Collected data
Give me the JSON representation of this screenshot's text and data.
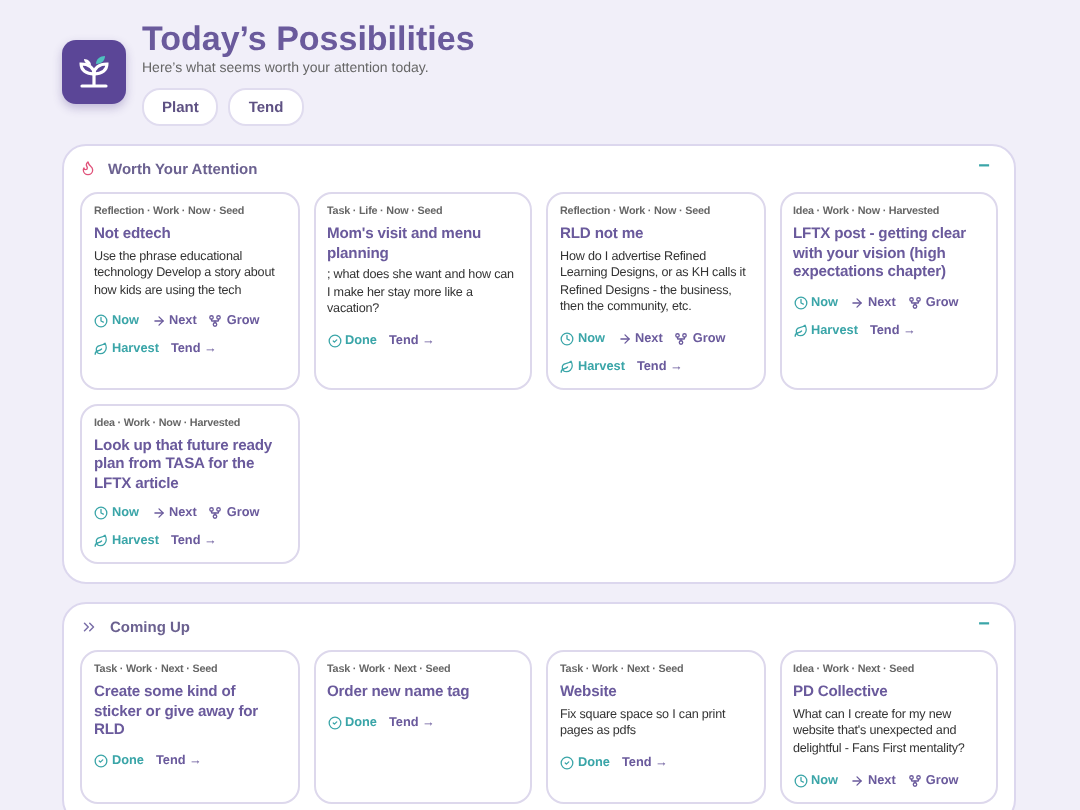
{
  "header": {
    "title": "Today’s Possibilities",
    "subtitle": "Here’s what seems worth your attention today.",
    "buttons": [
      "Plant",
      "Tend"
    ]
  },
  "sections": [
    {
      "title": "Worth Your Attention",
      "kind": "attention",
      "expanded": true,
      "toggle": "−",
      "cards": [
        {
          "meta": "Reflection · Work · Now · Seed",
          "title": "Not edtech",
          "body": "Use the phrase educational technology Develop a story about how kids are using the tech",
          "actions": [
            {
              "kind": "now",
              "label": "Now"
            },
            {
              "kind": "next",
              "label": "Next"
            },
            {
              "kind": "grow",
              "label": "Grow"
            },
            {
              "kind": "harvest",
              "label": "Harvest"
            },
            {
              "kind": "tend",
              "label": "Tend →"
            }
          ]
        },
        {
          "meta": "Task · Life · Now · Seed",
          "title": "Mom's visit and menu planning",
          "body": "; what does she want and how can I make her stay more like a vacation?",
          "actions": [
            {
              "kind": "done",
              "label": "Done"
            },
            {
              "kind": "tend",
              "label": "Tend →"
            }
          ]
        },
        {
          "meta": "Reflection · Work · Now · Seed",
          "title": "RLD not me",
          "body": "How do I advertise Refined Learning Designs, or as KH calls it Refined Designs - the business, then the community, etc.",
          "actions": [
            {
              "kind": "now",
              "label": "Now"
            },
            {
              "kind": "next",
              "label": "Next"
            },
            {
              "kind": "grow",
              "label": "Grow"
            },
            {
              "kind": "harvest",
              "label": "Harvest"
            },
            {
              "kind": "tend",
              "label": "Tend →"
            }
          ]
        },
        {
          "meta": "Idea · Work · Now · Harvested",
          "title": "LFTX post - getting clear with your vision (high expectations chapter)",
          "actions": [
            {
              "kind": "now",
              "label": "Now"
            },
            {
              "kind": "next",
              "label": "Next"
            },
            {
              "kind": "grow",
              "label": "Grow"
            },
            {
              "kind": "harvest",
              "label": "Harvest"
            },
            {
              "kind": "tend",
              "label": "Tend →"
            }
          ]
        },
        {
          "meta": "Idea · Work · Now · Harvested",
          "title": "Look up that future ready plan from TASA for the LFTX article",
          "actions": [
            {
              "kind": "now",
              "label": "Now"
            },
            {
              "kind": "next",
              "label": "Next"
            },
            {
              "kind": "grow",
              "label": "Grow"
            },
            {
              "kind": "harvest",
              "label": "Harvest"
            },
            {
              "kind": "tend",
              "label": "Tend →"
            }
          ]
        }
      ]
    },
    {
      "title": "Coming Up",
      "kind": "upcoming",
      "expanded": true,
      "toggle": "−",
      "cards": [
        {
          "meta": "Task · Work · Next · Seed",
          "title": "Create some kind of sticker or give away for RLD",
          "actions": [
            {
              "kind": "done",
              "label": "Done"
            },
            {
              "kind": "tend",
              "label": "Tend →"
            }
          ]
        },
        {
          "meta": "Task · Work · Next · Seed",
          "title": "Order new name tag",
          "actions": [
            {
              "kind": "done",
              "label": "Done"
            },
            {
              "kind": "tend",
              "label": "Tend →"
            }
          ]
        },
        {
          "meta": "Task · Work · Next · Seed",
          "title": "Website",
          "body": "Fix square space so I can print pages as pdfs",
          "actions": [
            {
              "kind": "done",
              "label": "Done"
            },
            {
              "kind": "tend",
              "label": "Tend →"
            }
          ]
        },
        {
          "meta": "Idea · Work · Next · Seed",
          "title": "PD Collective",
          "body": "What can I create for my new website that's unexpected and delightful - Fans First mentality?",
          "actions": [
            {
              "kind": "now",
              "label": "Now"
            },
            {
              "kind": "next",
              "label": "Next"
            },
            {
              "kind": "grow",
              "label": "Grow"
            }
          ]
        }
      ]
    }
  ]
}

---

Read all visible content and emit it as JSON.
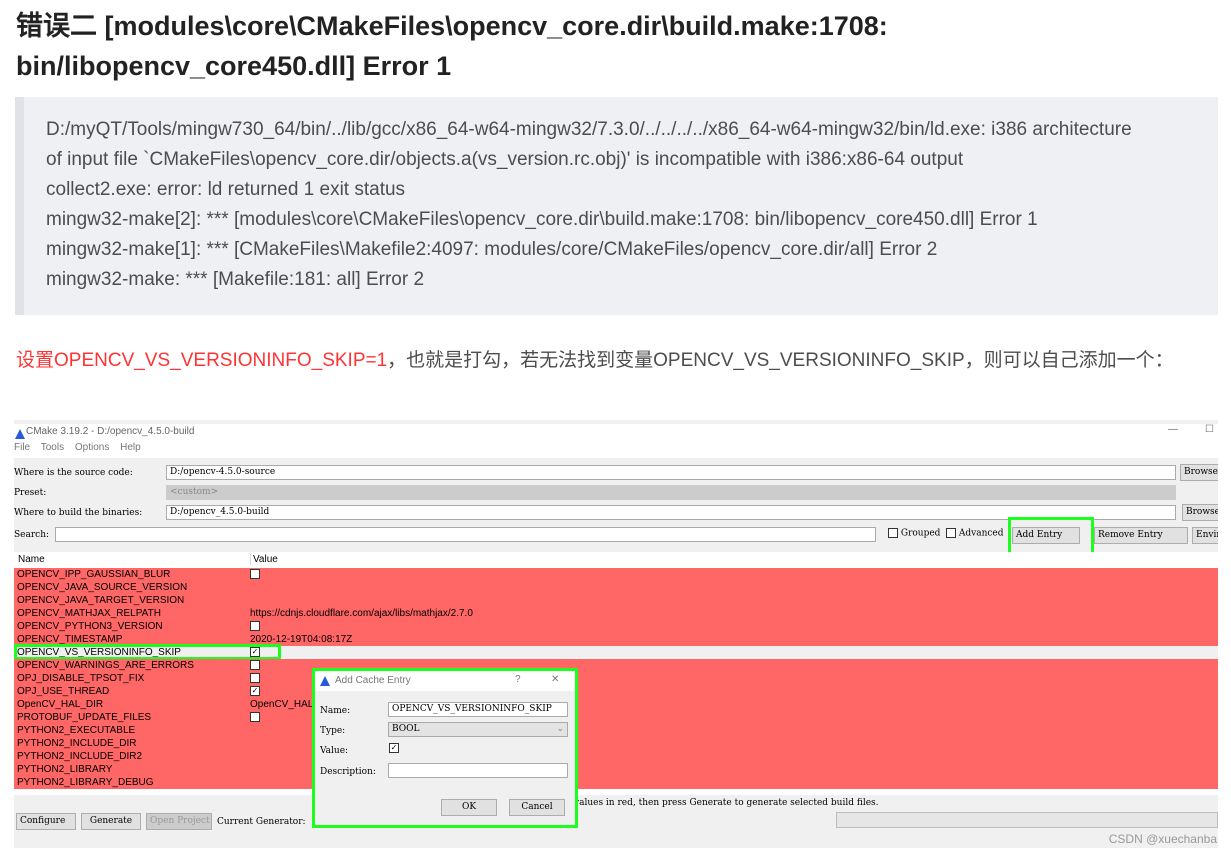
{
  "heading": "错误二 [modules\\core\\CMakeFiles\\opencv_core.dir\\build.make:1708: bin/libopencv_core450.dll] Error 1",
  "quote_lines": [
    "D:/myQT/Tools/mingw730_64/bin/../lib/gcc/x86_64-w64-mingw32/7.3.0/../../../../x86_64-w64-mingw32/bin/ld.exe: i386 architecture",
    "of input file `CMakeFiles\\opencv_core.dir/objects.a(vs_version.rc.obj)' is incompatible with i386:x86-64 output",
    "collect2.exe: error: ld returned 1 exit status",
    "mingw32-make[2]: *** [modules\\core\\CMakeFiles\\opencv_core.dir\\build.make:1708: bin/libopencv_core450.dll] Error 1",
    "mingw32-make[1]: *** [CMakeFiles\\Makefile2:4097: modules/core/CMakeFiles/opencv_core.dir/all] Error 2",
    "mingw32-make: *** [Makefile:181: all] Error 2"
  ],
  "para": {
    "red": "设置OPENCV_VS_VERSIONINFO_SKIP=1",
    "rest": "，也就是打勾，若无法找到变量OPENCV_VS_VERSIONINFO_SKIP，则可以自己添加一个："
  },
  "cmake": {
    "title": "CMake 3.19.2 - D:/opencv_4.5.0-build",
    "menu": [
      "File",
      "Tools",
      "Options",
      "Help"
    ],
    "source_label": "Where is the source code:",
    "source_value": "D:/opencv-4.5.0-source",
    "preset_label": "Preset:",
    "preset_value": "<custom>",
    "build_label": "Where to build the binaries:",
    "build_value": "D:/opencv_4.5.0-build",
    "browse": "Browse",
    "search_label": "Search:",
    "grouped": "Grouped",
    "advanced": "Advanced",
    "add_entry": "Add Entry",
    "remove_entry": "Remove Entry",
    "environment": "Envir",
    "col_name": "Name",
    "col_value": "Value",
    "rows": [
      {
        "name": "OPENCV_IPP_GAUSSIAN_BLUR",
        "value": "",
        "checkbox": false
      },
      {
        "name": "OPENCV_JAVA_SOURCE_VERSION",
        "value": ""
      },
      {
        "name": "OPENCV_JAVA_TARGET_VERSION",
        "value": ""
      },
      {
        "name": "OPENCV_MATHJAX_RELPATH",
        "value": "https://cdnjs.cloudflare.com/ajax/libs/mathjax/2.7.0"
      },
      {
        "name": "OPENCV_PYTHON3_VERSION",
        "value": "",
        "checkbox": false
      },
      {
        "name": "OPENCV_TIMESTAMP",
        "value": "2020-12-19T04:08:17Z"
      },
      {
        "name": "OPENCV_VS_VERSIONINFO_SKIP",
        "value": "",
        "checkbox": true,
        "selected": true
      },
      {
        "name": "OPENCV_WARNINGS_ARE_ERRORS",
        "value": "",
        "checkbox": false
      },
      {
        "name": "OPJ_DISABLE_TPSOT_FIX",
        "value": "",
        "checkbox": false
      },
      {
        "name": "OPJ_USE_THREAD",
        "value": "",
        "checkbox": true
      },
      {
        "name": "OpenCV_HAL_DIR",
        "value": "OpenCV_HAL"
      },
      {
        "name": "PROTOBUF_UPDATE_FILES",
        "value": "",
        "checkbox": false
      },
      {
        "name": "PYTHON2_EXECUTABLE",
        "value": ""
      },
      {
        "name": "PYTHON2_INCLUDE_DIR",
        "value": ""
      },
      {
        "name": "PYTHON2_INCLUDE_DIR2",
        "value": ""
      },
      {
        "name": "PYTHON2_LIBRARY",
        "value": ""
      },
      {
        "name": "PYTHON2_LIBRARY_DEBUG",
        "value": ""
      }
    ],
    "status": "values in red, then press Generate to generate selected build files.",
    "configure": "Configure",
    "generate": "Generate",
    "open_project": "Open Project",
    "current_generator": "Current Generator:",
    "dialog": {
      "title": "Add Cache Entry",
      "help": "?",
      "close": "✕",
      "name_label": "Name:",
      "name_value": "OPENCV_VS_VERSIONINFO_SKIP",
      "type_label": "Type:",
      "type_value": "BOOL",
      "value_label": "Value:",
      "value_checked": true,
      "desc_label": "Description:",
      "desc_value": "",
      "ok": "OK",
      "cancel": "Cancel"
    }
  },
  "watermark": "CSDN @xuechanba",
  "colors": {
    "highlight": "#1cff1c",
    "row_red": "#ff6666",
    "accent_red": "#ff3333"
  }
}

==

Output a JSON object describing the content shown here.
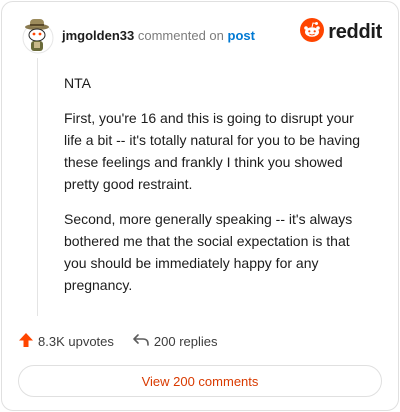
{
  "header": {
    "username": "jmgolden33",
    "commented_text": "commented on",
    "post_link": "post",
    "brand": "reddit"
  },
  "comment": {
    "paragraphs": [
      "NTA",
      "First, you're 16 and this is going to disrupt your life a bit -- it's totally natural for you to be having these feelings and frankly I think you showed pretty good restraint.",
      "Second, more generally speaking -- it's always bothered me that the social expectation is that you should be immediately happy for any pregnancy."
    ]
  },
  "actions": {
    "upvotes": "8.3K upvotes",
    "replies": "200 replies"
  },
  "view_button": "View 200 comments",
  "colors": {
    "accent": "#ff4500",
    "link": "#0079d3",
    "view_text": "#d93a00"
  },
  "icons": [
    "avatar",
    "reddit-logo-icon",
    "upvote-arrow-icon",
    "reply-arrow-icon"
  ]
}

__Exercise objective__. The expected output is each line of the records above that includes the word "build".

__Response to this task__.
  "heading": "错误二 [modules\\core\\CMakeFiles\\opencv_core.dir\\build.make:1708: bin/libopencv_core450.dll] Error 1",
    "mingw32-make[2]: *** [modules\\core\\CMakeFiles\\opencv_core.dir\\build.make:1708: bin/libopencv_core450.dll] Error 1",
    "title": "CMake 3.19.2 - D:/opencv_4.5.0-build",
    "build_label": "Where to build the binaries:",
    "build_value": "D:/opencv_4.5.0-build",
    "status": "values in red, then press Generate to generate selected build files.",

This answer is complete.